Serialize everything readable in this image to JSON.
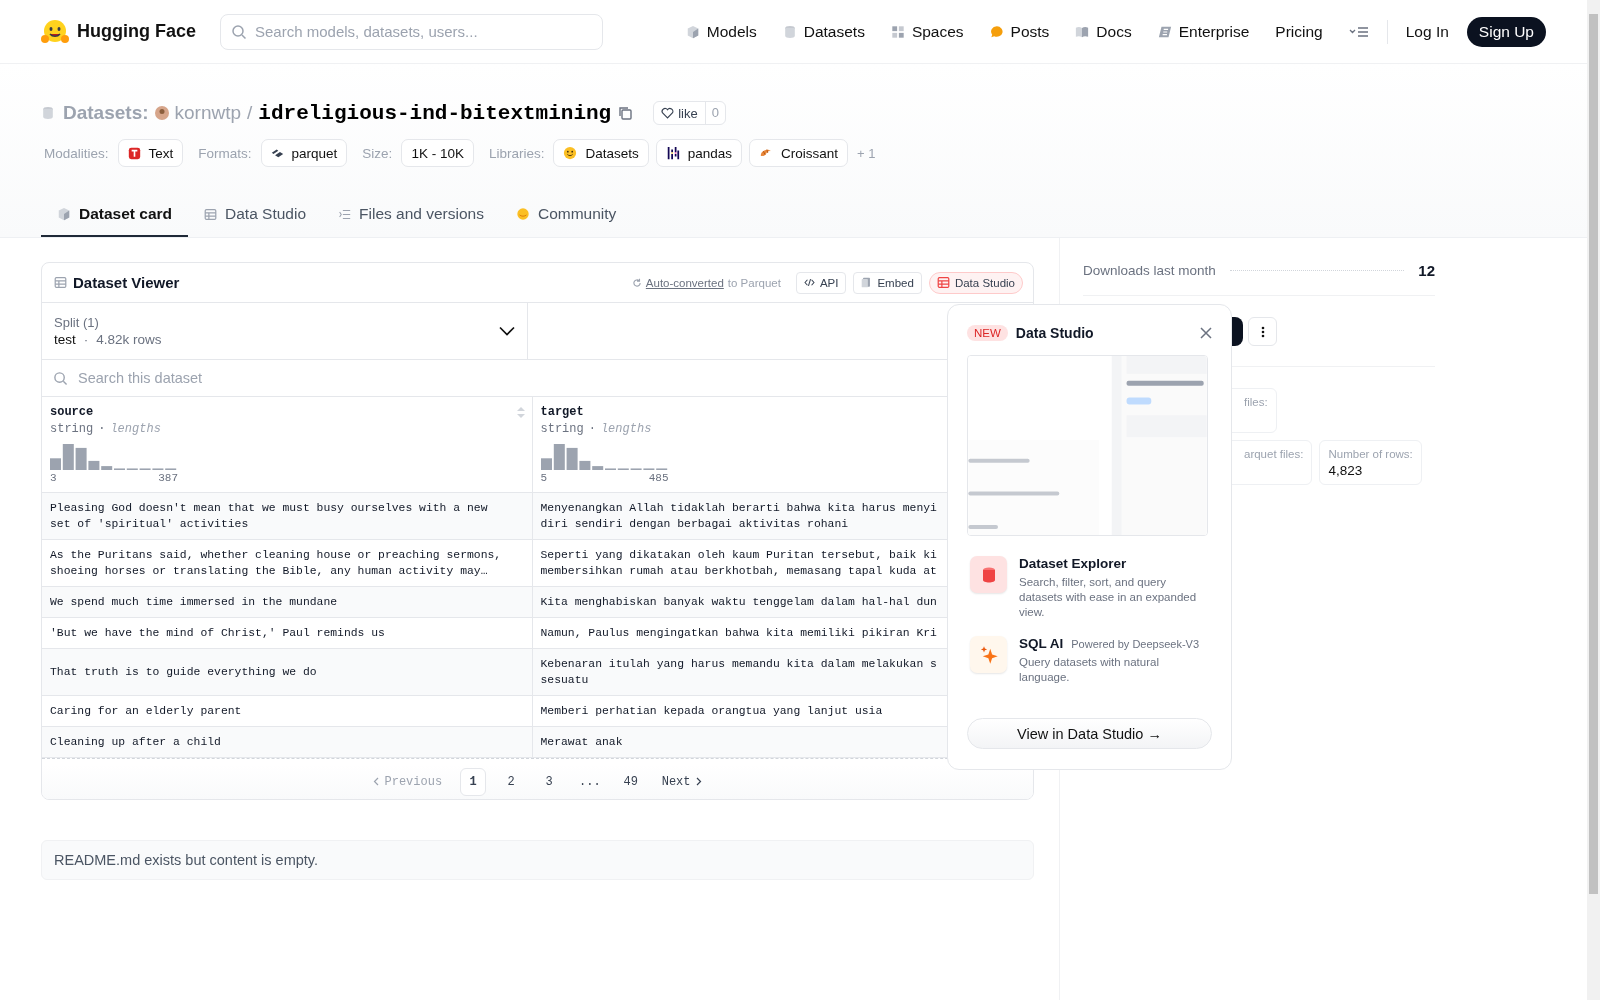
{
  "header": {
    "brand": "Hugging Face",
    "search": {
      "placeholder": "Search models, datasets, users..."
    },
    "nav": [
      {
        "label": "Models",
        "kind": "cube"
      },
      {
        "label": "Datasets",
        "kind": "database"
      },
      {
        "label": "Spaces",
        "kind": "grid"
      },
      {
        "label": "Posts",
        "kind": "bubble"
      },
      {
        "label": "Docs",
        "kind": "book"
      },
      {
        "label": "Enterprise",
        "kind": "enterprise"
      },
      {
        "label": "Pricing",
        "kind": "plain"
      }
    ],
    "login": "Log In",
    "signup": "Sign Up"
  },
  "repo": {
    "section": "Datasets:",
    "owner": "kornwtp",
    "separator": "/",
    "name": "idreligious-ind-bitextmining",
    "like_label": "like",
    "like_count": "0"
  },
  "tag_groups": [
    {
      "label": "Modalities:",
      "items": [
        {
          "text": "Text",
          "kind": "text"
        }
      ]
    },
    {
      "label": "Formats:",
      "items": [
        {
          "text": "parquet",
          "kind": "parquet"
        }
      ]
    },
    {
      "label": "Size:",
      "items": [
        {
          "text": "1K - 10K",
          "kind": "plain"
        }
      ]
    },
    {
      "label": "Libraries:",
      "items": [
        {
          "text": "Datasets",
          "kind": "hf"
        },
        {
          "text": "pandas",
          "kind": "pandas"
        },
        {
          "text": "Croissant",
          "kind": "croissant"
        }
      ]
    }
  ],
  "more_tags": "+ 1",
  "tabs": [
    {
      "label": "Dataset card",
      "kind": "cube",
      "selected": true
    },
    {
      "label": "Data Studio",
      "kind": "table",
      "selected": false
    },
    {
      "label": "Files and versions",
      "kind": "files",
      "selected": false
    },
    {
      "label": "Community",
      "kind": "community",
      "selected": false
    }
  ],
  "viewer": {
    "title": "Dataset Viewer",
    "auto_link": "Auto-converted",
    "auto_rest": "to Parquet",
    "buttons": [
      {
        "label": "API",
        "kind": "code"
      },
      {
        "label": "Embed",
        "kind": "copy"
      },
      {
        "label": "Data Studio",
        "kind": "accent"
      }
    ],
    "split": {
      "label": "Split (1)",
      "value": "test",
      "dot": "·",
      "rows": "4.82k rows"
    },
    "search": {
      "placeholder": "Search this dataset"
    },
    "columns": [
      {
        "name": "source",
        "type": "string",
        "dot": "·",
        "stat": "lengths",
        "min": "3",
        "max": "387"
      },
      {
        "name": "target",
        "type": "string",
        "dot": "·",
        "stat": "lengths",
        "min": "5",
        "max": "485"
      }
    ],
    "rows": [
      [
        "Pleasing God doesn't mean that we must busy ourselves with a new\nset of 'spiritual' activities",
        "Menyenangkan Allah tidaklah berarti bahwa kita harus menyi\ndiri sendiri dengan berbagai aktivitas rohani"
      ],
      [
        "As the Puritans said, whether cleaning house or preaching sermons,\nshoeing horses or translating the Bible, any human activity may…",
        "Seperti yang dikatakan oleh kaum Puritan tersebut, baik ki\nmembersihkan rumah atau berkhotbah, memasang tapal kuda at"
      ],
      [
        "We spend much time immersed in the mundane",
        "Kita menghabiskan banyak waktu tenggelam dalam hal-hal dun"
      ],
      [
        "'But we have the mind of Christ,' Paul reminds us",
        "Namun, Paulus mengingatkan bahwa kita memiliki pikiran Kri"
      ],
      [
        "That truth is to guide everything we do",
        "Kebenaran itulah yang harus memandu kita dalam melakukan s\nsesuatu"
      ],
      [
        "Caring for an elderly parent",
        "Memberi perhatian kepada orangtua yang lanjut usia"
      ],
      [
        "Cleaning up after a child",
        "Merawat anak"
      ]
    ],
    "pagination": {
      "previous": {
        "label": "Previous",
        "disabled": true
      },
      "pages": [
        {
          "label": "1",
          "selected": true
        },
        {
          "label": "2",
          "selected": false
        },
        {
          "label": "3",
          "selected": false
        },
        {
          "label": "...",
          "selected": false
        },
        {
          "label": "49",
          "selected": false
        }
      ],
      "next": {
        "label": "Next",
        "disabled": false
      }
    }
  },
  "readme": "README.md exists but content is empty.",
  "sidebar": {
    "downloads_label": "Downloads last month",
    "downloads_value": "12",
    "cards": [
      {
        "label": "files:"
      },
      {
        "label": "arquet files:"
      },
      {
        "label": "Number of rows:",
        "value": "4,823"
      }
    ]
  },
  "popup": {
    "badge": "NEW",
    "title": "Data Studio",
    "features": [
      {
        "title": "Dataset Explorer",
        "kind": "database",
        "description": "Search, filter, sort, and query datasets with ease in an expanded view."
      },
      {
        "title": "SQL AI",
        "note": "Powered by Deepseek-V3",
        "kind": "sparkle",
        "description": "Query datasets with natural language."
      }
    ],
    "cta": "View in Data Studio →"
  }
}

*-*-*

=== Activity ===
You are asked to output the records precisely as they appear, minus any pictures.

=== Solution ===
Serialize everything readable in this image to JSON.
{
  "header": {
    "brand": "Hugging Face",
    "search": {
      "placeholder": "Search models, datasets, users..."
    },
    "nav": [
      {
        "label": "Models",
        "kind": "cube"
      },
      {
        "label": "Datasets",
        "kind": "database"
      },
      {
        "label": "Spaces",
        "kind": "grid"
      },
      {
        "label": "Posts",
        "kind": "bubble"
      },
      {
        "label": "Docs",
        "kind": "book"
      },
      {
        "label": "Enterprise",
        "kind": "enterprise"
      },
      {
        "label": "Pricing",
        "kind": "plain"
      }
    ],
    "login": "Log In",
    "signup": "Sign Up"
  },
  "repo": {
    "section": "Datasets:",
    "owner": "kornwtp",
    "separator": "/",
    "name": "idreligious-ind-bitextmining",
    "like_label": "like",
    "like_count": "0"
  },
  "tag_groups": [
    {
      "label": "Modalities:",
      "items": [
        {
          "text": "Text",
          "kind": "text"
        }
      ]
    },
    {
      "label": "Formats:",
      "items": [
        {
          "text": "parquet",
          "kind": "parquet"
        }
      ]
    },
    {
      "label": "Size:",
      "items": [
        {
          "text": "1K - 10K",
          "kind": "plain"
        }
      ]
    },
    {
      "label": "Libraries:",
      "items": [
        {
          "text": "Datasets",
          "kind": "hf"
        },
        {
          "text": "pandas",
          "kind": "pandas"
        },
        {
          "text": "Croissant",
          "kind": "croissant"
        }
      ]
    }
  ],
  "more_tags": "+ 1",
  "tabs": [
    {
      "label": "Dataset card",
      "kind": "cube",
      "selected": true
    },
    {
      "label": "Data Studio",
      "kind": "table",
      "selected": false
    },
    {
      "label": "Files and versions",
      "kind": "files",
      "selected": false
    },
    {
      "label": "Community",
      "kind": "community",
      "selected": false
    }
  ],
  "viewer": {
    "title": "Dataset Viewer",
    "auto_link": "Auto-converted",
    "auto_rest": "to Parquet",
    "buttons": [
      {
        "label": "API",
        "kind": "code"
      },
      {
        "label": "Embed",
        "kind": "copy"
      },
      {
        "label": "Data Studio",
        "kind": "accent"
      }
    ],
    "split": {
      "label": "Split (1)",
      "value": "test",
      "dot": "·",
      "rows": "4.82k rows"
    },
    "search": {
      "placeholder": "Search this dataset"
    },
    "columns": [
      {
        "name": "source",
        "type": "string",
        "dot": "·",
        "stat": "lengths",
        "min": "3",
        "max": "387"
      },
      {
        "name": "target",
        "type": "string",
        "dot": "·",
        "stat": "lengths",
        "min": "5",
        "max": "485"
      }
    ],
    "rows": [
      [
        "Pleasing God doesn't mean that we must busy ourselves with a new\nset of 'spiritual' activities",
        "Menyenangkan Allah tidaklah berarti bahwa kita harus menyi\ndiri sendiri dengan berbagai aktivitas rohani"
      ],
      [
        "As the Puritans said, whether cleaning house or preaching sermons,\nshoeing horses or translating the Bible, any human activity may…",
        "Seperti yang dikatakan oleh kaum Puritan tersebut, baik ki\nmembersihkan rumah atau berkhotbah, memasang tapal kuda at"
      ],
      [
        "We spend much time immersed in the mundane",
        "Kita menghabiskan banyak waktu tenggelam dalam hal-hal dun"
      ],
      [
        "'But we have the mind of Christ,' Paul reminds us",
        "Namun, Paulus mengingatkan bahwa kita memiliki pikiran Kri"
      ],
      [
        "That truth is to guide everything we do",
        "Kebenaran itulah yang harus memandu kita dalam melakukan s\nsesuatu"
      ],
      [
        "Caring for an elderly parent",
        "Memberi perhatian kepada orangtua yang lanjut usia"
      ],
      [
        "Cleaning up after a child",
        "Merawat anak"
      ]
    ],
    "pagination": {
      "previous": {
        "label": "Previous",
        "disabled": true
      },
      "pages": [
        {
          "label": "1",
          "selected": true
        },
        {
          "label": "2",
          "selected": false
        },
        {
          "label": "3",
          "selected": false
        },
        {
          "label": "...",
          "selected": false
        },
        {
          "label": "49",
          "selected": false
        }
      ],
      "next": {
        "label": "Next",
        "disabled": false
      }
    }
  },
  "readme": "README.md exists but content is empty.",
  "sidebar": {
    "downloads_label": "Downloads last month",
    "downloads_value": "12",
    "cards": [
      {
        "label": "files:"
      },
      {
        "label": "arquet files:"
      },
      {
        "label": "Number of rows:",
        "value": "4,823"
      }
    ]
  },
  "popup": {
    "badge": "NEW",
    "title": "Data Studio",
    "features": [
      {
        "title": "Dataset Explorer",
        "kind": "database",
        "description": "Search, filter, sort, and query datasets with ease in an expanded view."
      },
      {
        "title": "SQL AI",
        "note": "Powered by Deepseek-V3",
        "kind": "sparkle",
        "description": "Query datasets with natural language."
      }
    ],
    "cta": "View in Data Studio →"
  }
}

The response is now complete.